item Beltz, Shannon
item Bennett, Cecily

Submitted to: Inoculum
Publication Type: Abstract Only
Publication Acceptance Date: 5/21/2002
Publication Date: 6/30/2002
Citation: Klich, M.A., Cary, J.W., Beltz, S.B., Bennett, C.A. 2002. A molecular comparison of aflatoxin/sterigmatocystin biosynthetic pathways of four Aspergillus species. Inoculum. 53(3):39.

Interpretive Summary:

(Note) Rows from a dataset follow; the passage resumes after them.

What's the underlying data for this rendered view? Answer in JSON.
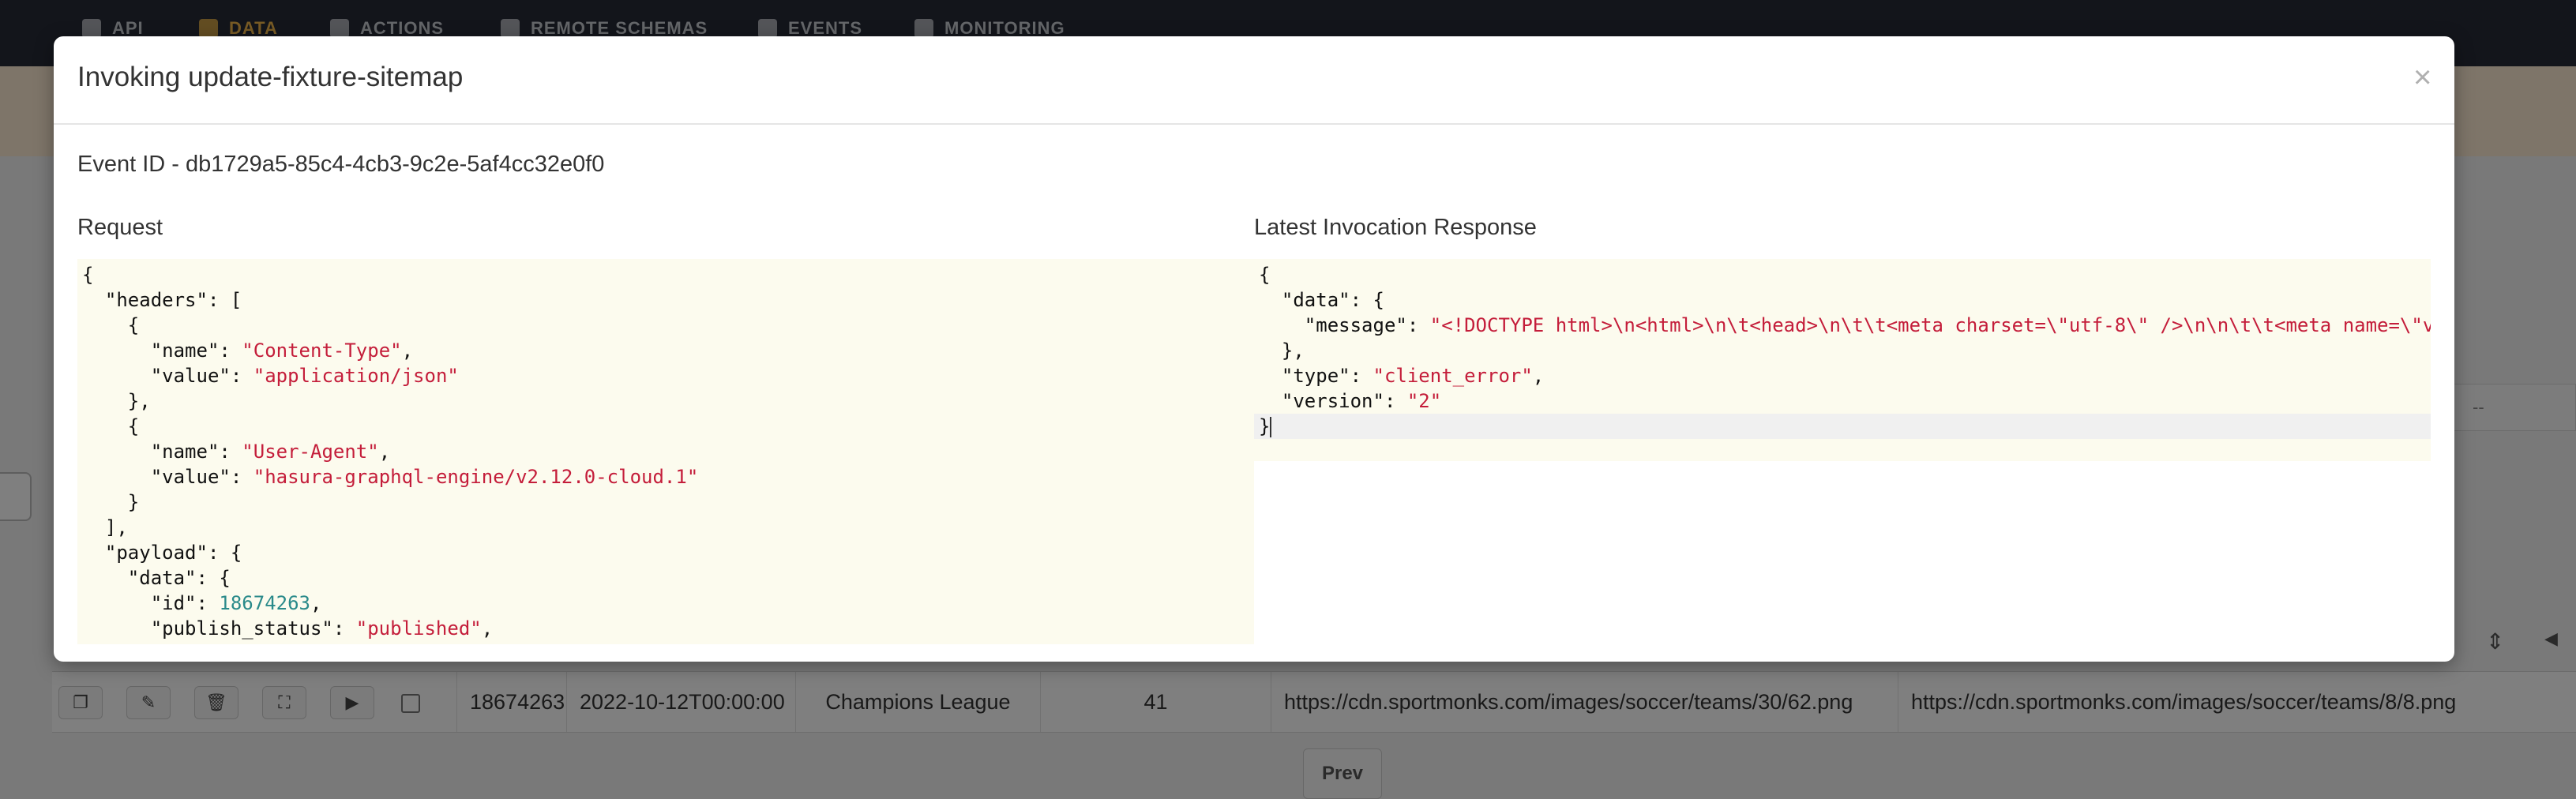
{
  "nav": {
    "items": [
      {
        "label": "API",
        "icon": "flask-icon"
      },
      {
        "label": "DATA",
        "icon": "database-icon",
        "active": true
      },
      {
        "label": "ACTIONS",
        "icon": "gears-icon"
      },
      {
        "label": "REMOTE SCHEMAS",
        "icon": "plug-icon"
      },
      {
        "label": "EVENTS",
        "icon": "cloud-icon"
      },
      {
        "label": "MONITORING",
        "icon": "chart-icon"
      }
    ],
    "active_color": "#f0b74a"
  },
  "background": {
    "empty_cell": "--"
  },
  "row": {
    "id": "18674263",
    "date": "2022-10-12T00:00:00",
    "league": "Champions League",
    "count": "41",
    "home_logo": "https://cdn.sportmonks.com/images/soccer/teams/30/62.png",
    "away_logo": "https://cdn.sportmonks.com/images/soccer/teams/8/8.png"
  },
  "pagination": {
    "prev_label": "Prev"
  },
  "modal": {
    "title": "Invoking update-fixture-sitemap",
    "close_glyph": "×",
    "event_id": "Event ID - db1729a5-85c4-4cb3-9c2e-5af4cc32e0f0",
    "request_title": "Request",
    "response_title": "Latest Invocation Response",
    "request": {
      "header1_name": "Content-Type",
      "header1_value": "application/json",
      "header2_name": "User-Agent",
      "header2_value": "hasura-graphql-engine/v2.12.0-cloud.1",
      "payload_id": "18674263",
      "publish_status": "published"
    },
    "response": {
      "message": "\"<!DOCTYPE html>\\n<html>\\n\\t<head>\\n\\t\\t<meta charset=\\\"utf-8\\\" />\\n\\n\\t\\t<meta name=\\\"v",
      "type": "client_error",
      "version": "2"
    }
  }
}
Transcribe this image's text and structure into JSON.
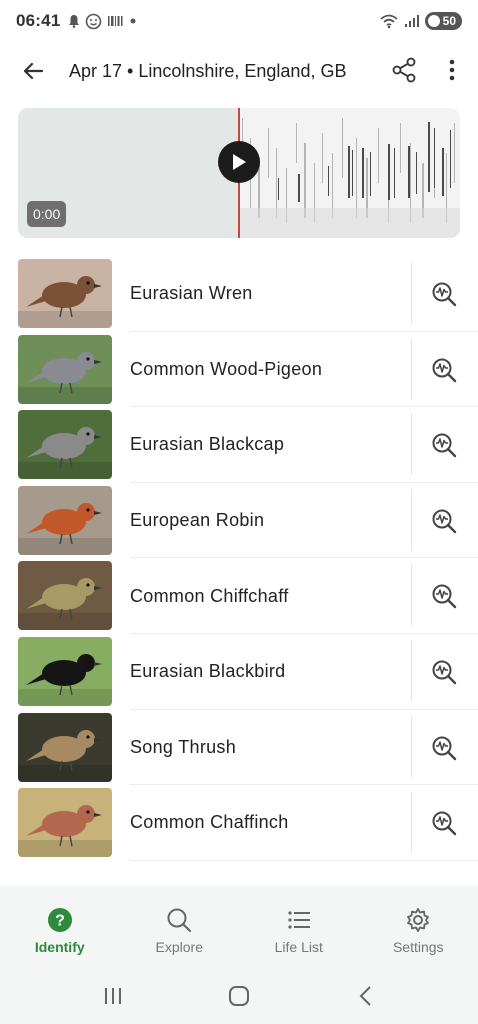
{
  "status_bar": {
    "time": "06:41",
    "battery": "50"
  },
  "header": {
    "title": "Apr 17 • Lincolnshire, England, GB"
  },
  "player": {
    "time": "0:00"
  },
  "species": [
    {
      "name": "Eurasian Wren",
      "thumb": {
        "bg": "#c9b3a4",
        "bird": "#7a5238"
      }
    },
    {
      "name": "Common Wood-Pigeon",
      "thumb": {
        "bg": "#6e8f58",
        "bird": "#8a8a92"
      }
    },
    {
      "name": "Eurasian Blackcap",
      "thumb": {
        "bg": "#4f6e3c",
        "bird": "#8a8a8a"
      }
    },
    {
      "name": "European Robin",
      "thumb": {
        "bg": "#a69a8c",
        "bird": "#c2582a"
      }
    },
    {
      "name": "Common Chiffchaff",
      "thumb": {
        "bg": "#6f5a44",
        "bird": "#a89a66"
      }
    },
    {
      "name": "Eurasian Blackbird",
      "thumb": {
        "bg": "#86ad62",
        "bird": "#151515"
      }
    },
    {
      "name": "Song Thrush",
      "thumb": {
        "bg": "#3a3a2e",
        "bird": "#a88a62"
      }
    },
    {
      "name": "Common Chaffinch",
      "thumb": {
        "bg": "#c7b27a",
        "bird": "#b2674e"
      }
    }
  ],
  "bottom_nav": [
    {
      "label": "Identify",
      "icon": "help-circle-icon",
      "active": true
    },
    {
      "label": "Explore",
      "icon": "search-icon",
      "active": false
    },
    {
      "label": "Life List",
      "icon": "list-icon",
      "active": false
    },
    {
      "label": "Settings",
      "icon": "gear-icon",
      "active": false
    }
  ],
  "colors": {
    "accent": "#2f8a3c",
    "cursor": "#c8473f"
  }
}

Technical Abstract: The genes for biosynthesis of the mycotoxins aflatoxin (AF) and sterigmatocystin (ST) are similar in that they are clustered and are similar in structure and function. However, for the well-studied species A. parasiticus and A. nidulans, which produce AF and ST respectively, the arrangement of the genes in the cluster is different and the amino acid sequence of the individual genes can be quite different. Two species not closely related morphologically to A. parasiticus produce aflatoxin, A. ochraceoroseus and A. venezuelense. The order of the genes in the A. ochraceoroseus cluster is more similar to that of A. nidulans and A. parasiticus. Within genes, the % amino acid sequence similarity of A. ochraceoroseus to A. parasiticus or A. nidulans was roughly equivalent to that of A. parasiticus to A. nidulans, except for the regulatory gene aflR, for which the A. ochraceoroseus to A. nidulans similarity level was twice that of A. parasiticus to A. nidulans. DNA of A. venezuelense probed with genes of the other three species did not hybridize at all to some of the genes, but when hybridization occurred, it was stronger with genes from A. ochraceoroseus and A. nidulans than those from A. parasiticus. These data indicate that the aflatoxin biosynthetic pathways for A. ochraceoroseus and A. venezuelense are more closely related to that of the sterigmatocystin-producer A. nidulans than to the aflatoxin-producer A. parasiticus.